Caffe` Latte` presents…
ESSENTIAL SONGS BY
Audiences around the world were first in awe of Michael Jackson’s talent in 1969 when the wunderkind was still only 11 years of age and singing lead on “I Want You Back”. Soon, his solo career would eclipse the Jackson 5’s success. The brothers would quit the Motown label in 1975 and became The Jacksons. Michael remained a member, but his solo output went into overdrive with the albums ‘Off The Wall’, ‘Bad’ and the record-breaking ‘Thriller’. This period forever cemented his place among pop music’s greatest influences. Here are the 100 most essential recordings- solo and with his siblings- in terms of influence, popularity and quality. The tracks span the years 1969-2014.
BLOOD ON THE DANCE FLOOR

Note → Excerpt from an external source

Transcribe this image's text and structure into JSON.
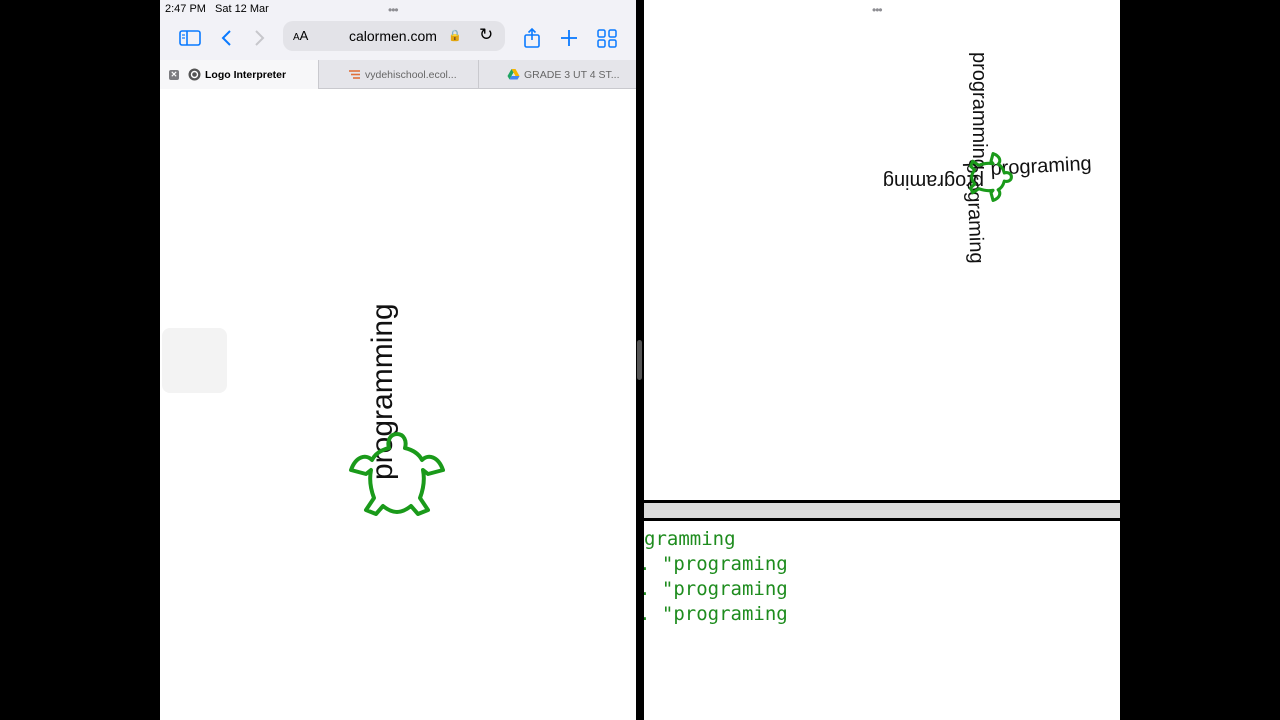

"Blood On The Dance Floor" was the lead single from the 'HIStory In The Mix' remix album. The track fuses funk and dance in a modern context. In 1997, the song topped the charts in Britain and New Zealand. It made the Top 10 in Europe and Australia.
TIME WAITS FOR NO ONE
The success of the album 'Off The Wall' revived the fortunes of The Jacksons too. Reinvigorated, the brothers delivered a strong album entitled 'Triumph'. Brothers Jackie and Randy Jackson wrote the ballad "Time Waits For No One" which had Michael on lead vocals.
The 2001 Special Edition re-packaging of the 'Bad' album added the previously unreleased track "Fly Away". Michael wrote the smooth soulful song. It was first released by his sister Rebbie Jackson on her 1998 album 'Yours Faithfully'.
GOIN' BACK TO INDIANA
THE JACKSON 5
With an obvious hit act on its roster, Motown was busily churning out Jackson 5 albums. By September 1970, the siblings had already unleashed 3 studio albums for the label. A Christmas LP followed soon after that same year. "Goin' Back To Indiana" was a song written by the Motown writing staffers known as 'The Corporation'. It was included on 'Third Album'.
AIN'T NO SUNSHINE
Michael covered the Bill Withers R&B classic"Ain't No Sunshine" on his 1972 solo release 'Got To Be There'. His delivery defied logic. That such a young child could so convincingly sing about heartache and loss gained Michael immense respect. His remake peaked at #8 on the British chart.